30 Minute(s)

Display slide 8 and distribute the Chat Station Note Catcher handout. Announce that in addition to the magnetic statements posted around the room, four chat station questions have been posted.

Using the Chat Stations strategy, students will discuss the questions at each station with their groups and record their thoughts in the Note Catcher.

Chat Station Questions:

  1. How can racism, prejudice, and stereotypes keep us from “seeing” people? Explain.

  2. What does the excerpt from Invisible Man tell us about the experience of Ellison and other Black Americans in American society during the 1950’s? Explain.

  3. How might the concept of “invisibility” relate to other groups of people historically? Explain using one historical example.

  4. How might the concept of “invisibility” relate to groups of people today? Explain using one current example.

There are four chat station questions that have been duplicated to make eight Chat Stations. This allows for more manageable group sizes. Number students 1–8 and send all the ones to Chat Station 1, all the twos to Chat Station 2, etc. They will rotate through the stations in number order to ensure they review all four questions (students will rotate only four times).

Advise students standing at their first chat station that they will have four minutes at each station to discuss the question and record their responses. Use a timer for each chat station session. When allotted time is up, ask students to rotate to the next station. When they have discussed each of the four questions, students will return to their seats.

Once they return to their seats with their original groups (the groups they were working with for the prologue analysis), invite students to briefly reflect on and discuss their responses to the four chat station questions and add any additional information to their Note Catchers.

When groups have completed their reflections, select a student from each to share their thoughts with the class about each of the four questions. Assign each group one of the four questions to share with the class or instruct each group to choose which response they would like to contribute to the class discussion. Invite discussion of the relevance today of themes addressed in literature of the 1950s. Explore the relevance of Ellison’s themes to our experiences and the experiences of others.
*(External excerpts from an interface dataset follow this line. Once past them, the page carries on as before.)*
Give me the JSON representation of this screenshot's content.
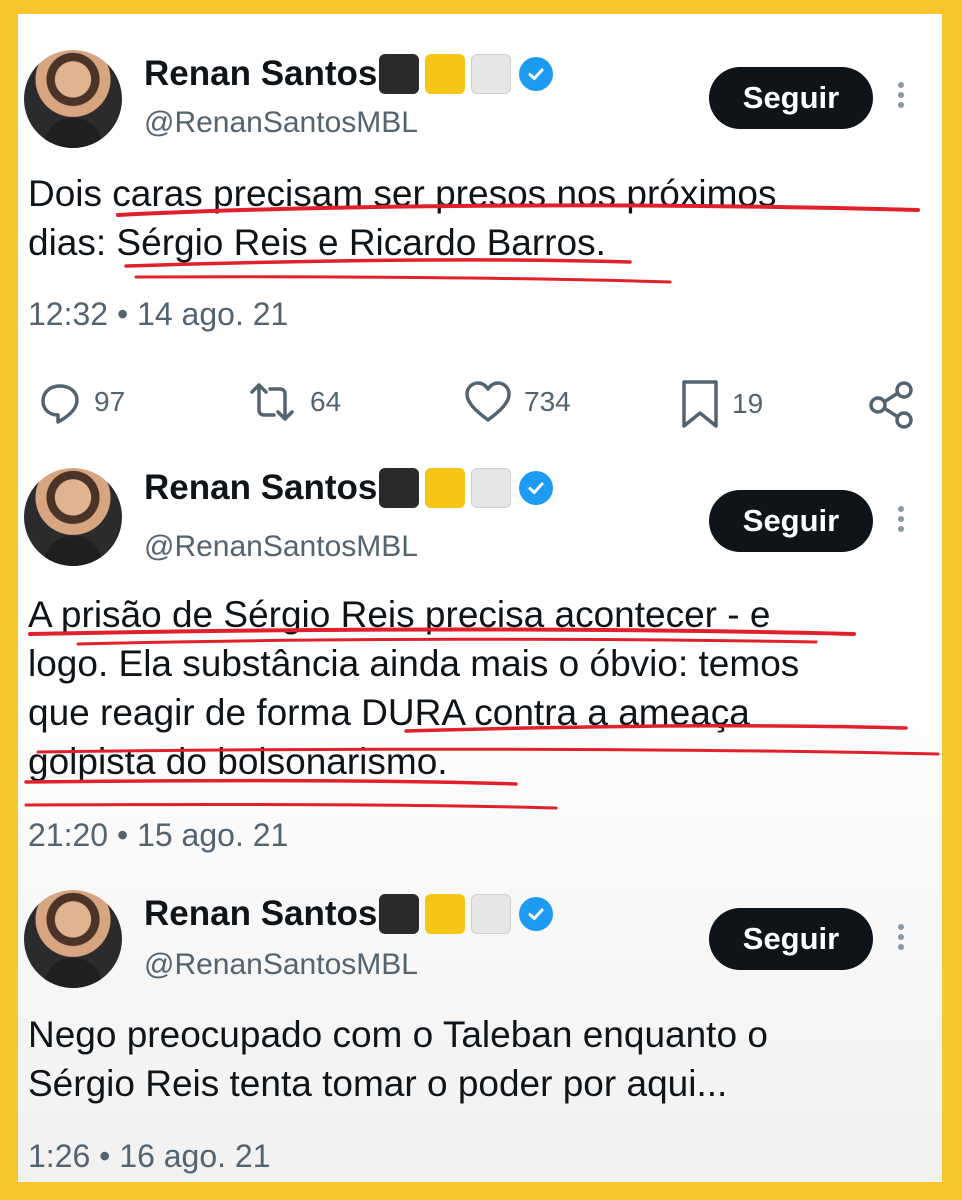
{
  "tweets": [
    {
      "author": "Renan Santos",
      "handle": "@RenanSantosMBL",
      "follow_label": "Seguir",
      "text_lines": [
        "Dois caras precisam ser presos nos próximos",
        "dias: Sérgio Reis e Ricardo Barros."
      ],
      "timestamp": "12:32 • 14 ago. 21",
      "stats": {
        "replies": "97",
        "retweets": "64",
        "likes": "734",
        "bookmarks": "19"
      }
    },
    {
      "author": "Renan Santos",
      "handle": "@RenanSantosMBL",
      "follow_label": "Seguir",
      "text_lines": [
        "A prisão de Sérgio Reis precisa acontecer - e",
        "logo. Ela substância ainda mais o óbvio: temos",
        "que reagir de forma DURA contra a ameaça",
        "golpista do bolsonarismo."
      ],
      "timestamp": "21:20 • 15 ago. 21"
    },
    {
      "author": "Renan Santos",
      "handle": "@RenanSantosMBL",
      "follow_label": "Seguir",
      "text_lines": [
        "Nego preocupado com o Taleban enquanto o",
        "Sérgio Reis tenta tomar o poder por aqui..."
      ],
      "timestamp": "1:26 • 16 ago. 21"
    }
  ],
  "icons": {
    "name_flags": [
      "black-square",
      "yellow-square",
      "white-square"
    ],
    "verified": "verified-badge-icon",
    "actions": [
      "reply-icon",
      "retweet-icon",
      "like-icon",
      "bookmark-icon",
      "share-icon"
    ]
  },
  "colors": {
    "frame": "#f7c62f",
    "text": "#0f1419",
    "secondary": "#536471",
    "verified": "#1d9bf0",
    "underline": "#e0202a"
  }
}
Invite discussion of how these insights might guide us as we aspire to build a more just and equal society for all where the full humanity of all people is recognized, accepted, and valued.


10 Minute(s)
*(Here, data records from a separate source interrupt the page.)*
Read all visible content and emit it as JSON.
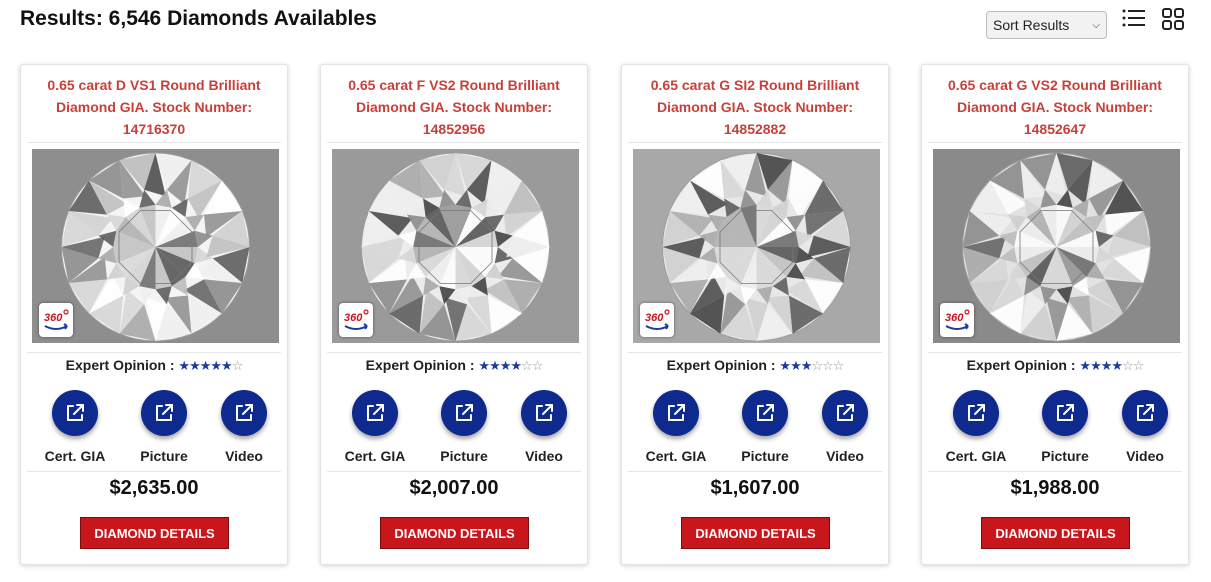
{
  "header": {
    "results_title": "Results: 6,546 Diamonds Availables",
    "sort_label": "Sort Results",
    "list_view_icon": "list-view-icon",
    "grid_view_icon": "grid-view-icon"
  },
  "labels": {
    "expert_opinion": "Expert Opinion :",
    "cert": "Cert. GIA",
    "picture": "Picture",
    "video": "Video",
    "details_button": "DIAMOND DETAILS",
    "badge_360": "360°"
  },
  "colors": {
    "title_red": "#c8403a",
    "button_red": "#c8161d",
    "circle_blue": "#0f2a8f",
    "star_blue": "#1b3c9e"
  },
  "diamonds": [
    {
      "title": "0.65 carat D VS1 Round Brilliant Diamond GIA. Stock Number: 14716370",
      "rating": 5,
      "max_rating": 6,
      "price": "$2,635.00"
    },
    {
      "title": "0.65 carat F VS2 Round Brilliant Diamond GIA. Stock Number: 14852956",
      "rating": 4,
      "max_rating": 6,
      "price": "$2,007.00"
    },
    {
      "title": "0.65 carat G SI2 Round Brilliant Diamond GIA. Stock Number: 14852882",
      "rating": 3,
      "max_rating": 6,
      "price": "$1,607.00"
    },
    {
      "title": "0.65 carat G VS2 Round Brilliant Diamond GIA. Stock Number: 14852647",
      "rating": 4,
      "max_rating": 6,
      "price": "$1,988.00"
    }
  ]
}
Display slide 9.  To bring closure to the lesson, ask students to view the poster on slide 9.  Share with students that this poster was created by artist, Tiffani Sanders, for the Ralph Ellison Foundation in Oklahoma City as part of their School Poster Project. This project was designed to distribute these posters to classrooms across Oklahoma City to raise students’ awareness about the artistic contributions of Ralph Ellison.
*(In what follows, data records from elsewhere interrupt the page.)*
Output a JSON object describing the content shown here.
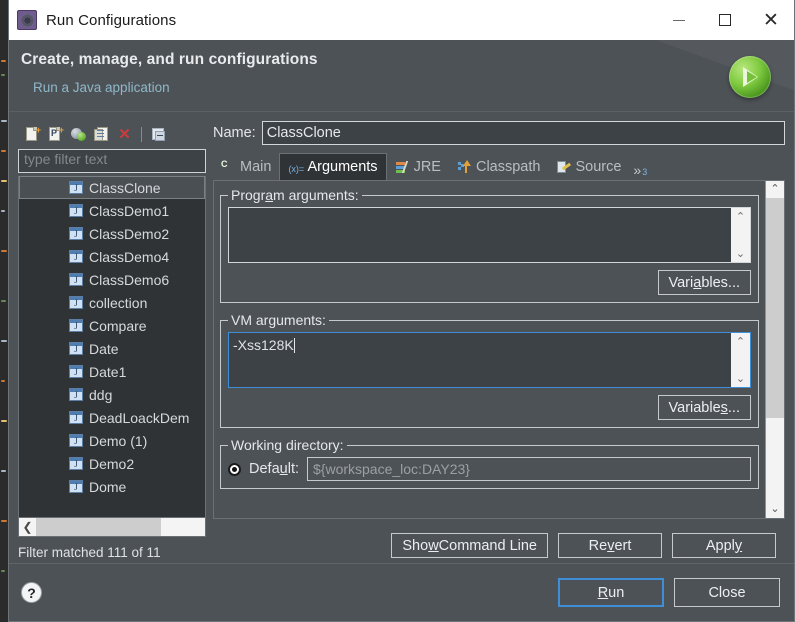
{
  "window": {
    "title": "Run Configurations",
    "icon": "gear-icon",
    "minimize": "—",
    "maximize": "□",
    "close": "✕"
  },
  "header": {
    "title": "Create, manage, and run configurations",
    "subtitle": "Run a Java application",
    "badge_icon": "run-play-icon"
  },
  "left_pane": {
    "toolbar": [
      {
        "name": "new-configuration-icon",
        "title": "New launch configuration"
      },
      {
        "name": "new-prototype-icon",
        "title": "New prototype"
      },
      {
        "name": "export-configuration-icon",
        "title": "Export"
      },
      {
        "name": "duplicate-configuration-icon",
        "title": "Duplicate"
      },
      {
        "name": "delete-configuration-icon",
        "title": "Delete"
      },
      {
        "name": "collapse-all-icon",
        "title": "Collapse All"
      }
    ],
    "filter": {
      "placeholder": "type filter text",
      "value": ""
    },
    "tree_items": [
      {
        "label": "ClassClone",
        "selected": true
      },
      {
        "label": "ClassDemo1",
        "selected": false
      },
      {
        "label": "ClassDemo2",
        "selected": false
      },
      {
        "label": "ClassDemo4",
        "selected": false
      },
      {
        "label": "ClassDemo6",
        "selected": false
      },
      {
        "label": "collection",
        "selected": false
      },
      {
        "label": "Compare",
        "selected": false
      },
      {
        "label": "Date",
        "selected": false
      },
      {
        "label": "Date1",
        "selected": false
      },
      {
        "label": "ddg",
        "selected": false
      },
      {
        "label": "DeadLoackDem",
        "selected": false
      },
      {
        "label": "Demo (1)",
        "selected": false
      },
      {
        "label": "Demo2",
        "selected": false
      },
      {
        "label": "Dome",
        "selected": false
      }
    ],
    "status": "Filter matched 111 of 11"
  },
  "right_pane": {
    "name_label": "Name:",
    "name_value": "ClassClone",
    "tabs": [
      {
        "label": "Main",
        "icon": "main-class-icon",
        "active": false
      },
      {
        "label": "Arguments",
        "icon": "arguments-icon",
        "active": true
      },
      {
        "label": "JRE",
        "icon": "jre-icon",
        "active": false
      },
      {
        "label": "Classpath",
        "icon": "classpath-icon",
        "active": false
      },
      {
        "label": "Source",
        "icon": "source-icon",
        "active": false
      }
    ],
    "tab_overflow": {
      "symbol": "»",
      "count": "3"
    },
    "program_arguments": {
      "legend_pre": "Progr",
      "legend_mnemonic": "a",
      "legend_post": "m arguments:",
      "legend_full": "Program arguments:",
      "value": "",
      "variables_button": {
        "pre": "Vari",
        "mnemonic": "a",
        "post": "bles..."
      }
    },
    "vm_arguments": {
      "legend_pre": "VM ar",
      "legend_mnemonic": "g",
      "legend_post": "uments:",
      "legend_full": "VM arguments:",
      "value": "-Xss128K",
      "focused": true,
      "variables_button": {
        "pre": "Variable",
        "mnemonic": "s",
        "post": "..."
      }
    },
    "working_directory": {
      "legend": "Working directory:",
      "default_pre": "Defa",
      "default_mnemonic": "u",
      "default_post": "lt:",
      "default_selected": true,
      "path_value": "${workspace_loc:DAY23}"
    },
    "scrollbar": {
      "up": "⌃",
      "down": "⌄"
    }
  },
  "action_buttons": {
    "show_command_line": {
      "pre": "Sho",
      "mnemonic": "w",
      "post": " Command Line"
    },
    "revert": {
      "pre": "Re",
      "mnemonic": "v",
      "post": "ert"
    },
    "apply": {
      "pre": "Appl",
      "mnemonic": "y",
      "post": ""
    }
  },
  "footer": {
    "help_icon": "help-question-icon",
    "run": {
      "pre": "",
      "mnemonic": "R",
      "post": "un"
    },
    "close": {
      "pre": "Close",
      "mnemonic": "",
      "post": ""
    }
  },
  "colors": {
    "dialog_bg": "#4d5256",
    "tree_bg": "#2f3335",
    "field_bg": "#3d4246",
    "accent_focus": "#3f8fd8",
    "link_text": "#8fb7c9",
    "delete_red": "#cf3b3b",
    "run_green": "#7ec93f"
  }
}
Advise students to respond to the prompt on the slide as their Exit Ticket: Based on what you have learned, explain why the artist who created this poster highlights Ralph Ellison as both an “Oklahoma and American Legend.” Students can write their response on the back of their Chat Stations Note Catcher, in a notebook, on a separate sheet of paper, notecard, or sticky.  This response could also be recorded on a Google doc or class discussion board.